Q. I get overly sweaty. It can be uncomfortable and it can be embarrassing. I have had it a long time. It only happens on parts, not all of my body. I have seen the doctor. Do you have any suggestions?
A. Thank you for the detail. If someone has suddenly started sweating excessively or if they are having even mild night sweats, or if sweating is interfering with their life – physically or emotionally, the NHS advice is to see their GP (see the following in to the NHS website – http://www.nhs.uk/Conditions/Hyperhidrosis/Pages/Introduction.aspx ) so that the GP can check whether there is an underlying cause and to look at advice and help.
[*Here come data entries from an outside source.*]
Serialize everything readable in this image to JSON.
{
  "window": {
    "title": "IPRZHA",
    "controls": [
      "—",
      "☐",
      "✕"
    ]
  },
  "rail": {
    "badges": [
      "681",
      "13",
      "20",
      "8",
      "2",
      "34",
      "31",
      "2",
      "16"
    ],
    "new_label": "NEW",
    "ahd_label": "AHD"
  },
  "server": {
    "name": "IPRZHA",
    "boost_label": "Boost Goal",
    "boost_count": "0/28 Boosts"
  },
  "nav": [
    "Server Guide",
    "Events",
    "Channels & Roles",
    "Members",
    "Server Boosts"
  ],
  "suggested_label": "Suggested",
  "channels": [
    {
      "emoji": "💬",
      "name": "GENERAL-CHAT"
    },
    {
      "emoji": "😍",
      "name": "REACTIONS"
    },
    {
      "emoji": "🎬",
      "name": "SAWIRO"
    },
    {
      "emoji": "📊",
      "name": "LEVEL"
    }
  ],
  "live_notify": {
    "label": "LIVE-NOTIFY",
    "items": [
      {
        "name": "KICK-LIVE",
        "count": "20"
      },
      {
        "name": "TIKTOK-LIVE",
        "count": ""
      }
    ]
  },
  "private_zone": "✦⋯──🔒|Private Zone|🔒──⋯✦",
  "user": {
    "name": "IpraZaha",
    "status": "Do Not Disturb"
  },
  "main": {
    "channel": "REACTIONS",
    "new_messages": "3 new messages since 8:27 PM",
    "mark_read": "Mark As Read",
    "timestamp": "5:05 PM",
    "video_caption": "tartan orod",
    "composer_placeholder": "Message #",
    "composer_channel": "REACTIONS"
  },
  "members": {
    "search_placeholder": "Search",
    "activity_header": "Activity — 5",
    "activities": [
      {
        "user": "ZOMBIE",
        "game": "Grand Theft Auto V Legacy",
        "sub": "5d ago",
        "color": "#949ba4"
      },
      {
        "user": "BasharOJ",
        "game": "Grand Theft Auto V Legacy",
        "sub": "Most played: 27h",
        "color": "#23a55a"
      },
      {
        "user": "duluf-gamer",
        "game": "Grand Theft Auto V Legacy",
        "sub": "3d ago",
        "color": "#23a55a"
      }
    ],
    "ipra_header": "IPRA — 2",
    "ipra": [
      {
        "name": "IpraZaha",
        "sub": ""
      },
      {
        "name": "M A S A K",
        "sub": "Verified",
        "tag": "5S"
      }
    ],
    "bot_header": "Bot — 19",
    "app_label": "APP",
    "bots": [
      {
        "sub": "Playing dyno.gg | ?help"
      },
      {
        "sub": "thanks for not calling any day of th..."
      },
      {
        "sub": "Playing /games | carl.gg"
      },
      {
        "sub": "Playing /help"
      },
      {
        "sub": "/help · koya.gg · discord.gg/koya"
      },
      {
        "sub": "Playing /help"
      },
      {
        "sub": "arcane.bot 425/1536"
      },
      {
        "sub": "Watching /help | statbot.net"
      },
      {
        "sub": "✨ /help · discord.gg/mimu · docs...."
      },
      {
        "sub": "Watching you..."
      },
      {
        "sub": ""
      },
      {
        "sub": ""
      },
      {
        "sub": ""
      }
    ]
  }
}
The NHS website expresses concern that many do seek medical help due to embarrassment or because that think nothing can be done but that help is available.
Your experience of sweating is very likely to be included, as standard, in a consultation with a Traditional Acupuncturist or Tui Na (Chinese Therapeutic Massage) Practitioner. They would initially wish you know whether you find it hard, ok, or too easy to sweat and whether you have night sweats. The answers to this are part of establishing the pattern or patterns of disharmony being experienced by that person.
One question will then lead to another to follow this process of identification, although the questions may not appear linked. Questions will include health, well-being and life style. It is the overall picture of what you are experiencing that counts rather than a single symptom.
Sweating in the daytime can be, within Chinese Medicine theory, due to a deficiency of Qi, as it takes sufficient Qi to appropriately control sweating. Sweating in the night can be, but not always, a deficiency of Yin (Yin is in effect, your cooling, more fluid side), as may be seen in menopause. In both day and night sweating, there may instead be an excess of something in the body rather than a deficiency that is part of the picture, or possibly both. Further questioning then takes this into more detail, such as questioning triggers to the sweating and where it occurs on head, limbs or body.
As well as these questions, the Traditional Practitioner would then take your pulse and look at your tongue to gain further information. The information gathered, the basic Traditional Acupuncture or Tui Na theory, is to clear where there are excesses and to nourish where there are deficiencies, as well as looking at appropriate life style advice. The overall purpose, to try to assist with the disharmony or the underlying cause.
For peace of mind, please use properly qualified practitioners, who are members of a professional body, such as, the British Acupuncture Council (BAcC).